Here are the 5 signs to look for:
(You’ll likely see a few of these when it’s time. If you’ve already decided it’s time, go check out “How to Drop a Nap in 8 Steps.”)
1) Your baby is at or near the appropriate age range:
4 naps → 3 naps: 4 to 5 months
3 naps → 2 naps: 7 to 9 months
2 naps → 1 nap: 13 to 17 months
2) The last nap of the day is interfering with bedtime.
Is your little one suddenly fighting bedtime? Perhaps this sounds familiar: After following your bedtime routine, your baby used to put himself to sleep within minutes, but now he either protests like crazy or just lies in his crib awake.
He may simply need to be awake longer before bedtime to fill his “tired tank.” Sure, shifting bedtime a bit later can help–for awhile. But eventually, he’ll need to drop that last nap to keep his bedtime between 7:00 and 8:00pm AND get the awake time his body requires to fall asleep easily.
3) Your baby–all of a sudden–just doesn’t seem tired at naptime and begins to have trouble falling asleep.
If your baby was able to fall asleep at naptime a week ago but now just won’t seem to drift off, this can be a sign that your little one needs more awake time prior to each nap. Dropping a nap helps create an age-appropriate daytime schedule and prevents a battle at naptime.
If you need help setting up a flexible routine appropriate for your baby, “Nap Schedules: 5 Months to 25 Months” will help you tremendously.
If falling asleep at naptime has always been a struggle, we can help! Check out our online class, “The ABC’s of Sleep.” It’s designed to help you get your little one (5-24 months) sleeping through the night, gradually wean night feedings, and conquer naps too.
4) Early morning wakings are becoming your norm.
Baby suddenly wide awake and ready to party at 5:00am when this previously wasn’t an issue? This can mean it’s time to drop a nap also.
Early morning wakings can be caused by too much daytime sleep. As your baby grows, her sleep requirements lessen. Too much daytime sleep CAN create shorter night sleep, simply because your baby’s sleep needs have already been met during the day.
Expert Tip: There are many causes of early morning wakings, so before you decide to drop a nap, check out this blog post about the “10 Culprits for Early Morning Wakings.”
5) Your baby begins to consistently have short naps–when longer naps were normal before.
Baby suddenly deciding naptime is over after a 30-45 minute snooze?
If your baby suddenly starts taking shorter naps, his nap schedule may be the culprit. It’s very possible that his “tired tank” just isn’t full, and he needs more awake time before he will be ready for a solid nap. Dropping a nap during the day can be the answer to helping your baby be tired enough to take long, restful naps.
Expert Tip: There are many factors that can cause short naps so check out this blog post on “10 Questions to Ask if Your Little One is Struggling with Short Naps” before you drop that nap.

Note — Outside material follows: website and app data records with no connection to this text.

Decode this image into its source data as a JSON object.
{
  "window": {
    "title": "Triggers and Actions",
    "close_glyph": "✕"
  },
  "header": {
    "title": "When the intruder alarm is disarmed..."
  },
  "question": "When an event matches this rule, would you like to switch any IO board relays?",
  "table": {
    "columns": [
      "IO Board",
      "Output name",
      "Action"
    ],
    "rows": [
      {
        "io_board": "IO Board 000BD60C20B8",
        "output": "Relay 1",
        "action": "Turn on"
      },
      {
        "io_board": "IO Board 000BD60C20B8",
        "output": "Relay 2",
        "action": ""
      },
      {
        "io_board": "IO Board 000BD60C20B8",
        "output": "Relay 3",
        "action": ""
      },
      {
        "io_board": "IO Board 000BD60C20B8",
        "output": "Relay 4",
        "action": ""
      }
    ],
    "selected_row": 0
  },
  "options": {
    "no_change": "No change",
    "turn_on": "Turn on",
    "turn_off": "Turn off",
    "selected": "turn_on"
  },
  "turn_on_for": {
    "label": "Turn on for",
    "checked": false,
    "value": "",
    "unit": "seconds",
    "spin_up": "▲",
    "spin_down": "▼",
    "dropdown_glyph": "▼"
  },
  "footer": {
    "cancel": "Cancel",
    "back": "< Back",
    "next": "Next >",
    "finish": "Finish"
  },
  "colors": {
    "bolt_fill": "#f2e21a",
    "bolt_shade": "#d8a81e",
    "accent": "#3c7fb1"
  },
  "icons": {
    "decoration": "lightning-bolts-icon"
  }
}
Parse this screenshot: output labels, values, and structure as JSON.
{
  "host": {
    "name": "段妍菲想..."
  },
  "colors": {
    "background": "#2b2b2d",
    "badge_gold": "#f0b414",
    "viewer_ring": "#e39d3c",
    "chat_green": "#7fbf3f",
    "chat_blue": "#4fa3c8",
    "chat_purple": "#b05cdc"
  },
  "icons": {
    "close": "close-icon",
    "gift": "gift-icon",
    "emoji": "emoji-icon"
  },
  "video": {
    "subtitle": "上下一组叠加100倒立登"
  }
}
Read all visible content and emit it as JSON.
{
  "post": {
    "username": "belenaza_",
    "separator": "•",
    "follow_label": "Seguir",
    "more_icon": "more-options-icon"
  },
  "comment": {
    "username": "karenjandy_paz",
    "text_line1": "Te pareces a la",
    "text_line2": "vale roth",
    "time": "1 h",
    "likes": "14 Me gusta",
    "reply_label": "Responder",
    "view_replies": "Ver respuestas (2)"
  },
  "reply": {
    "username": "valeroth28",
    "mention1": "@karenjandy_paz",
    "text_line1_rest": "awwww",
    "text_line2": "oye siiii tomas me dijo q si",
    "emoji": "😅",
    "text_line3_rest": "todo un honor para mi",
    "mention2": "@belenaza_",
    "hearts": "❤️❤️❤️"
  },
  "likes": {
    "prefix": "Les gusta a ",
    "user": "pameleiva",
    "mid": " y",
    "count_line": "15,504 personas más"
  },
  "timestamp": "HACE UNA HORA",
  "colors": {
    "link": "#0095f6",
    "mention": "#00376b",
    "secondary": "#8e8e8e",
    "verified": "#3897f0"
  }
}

So, you’ve decided it’s definitely time to drop a nap, but you’re not sure how to approach it?
Go visit the blog post How to Drop a Nap in 8 Steps. And remember, babies and their changing needs can be challenging, but you’ve got this mama!
I’m a mom of four, neonatal nurse, and wife of a pediatrician. My passion is teaching parents how to help their babies sleep with the science of a nurse and the heart of a mama so they can reclaim the joy of parenthood.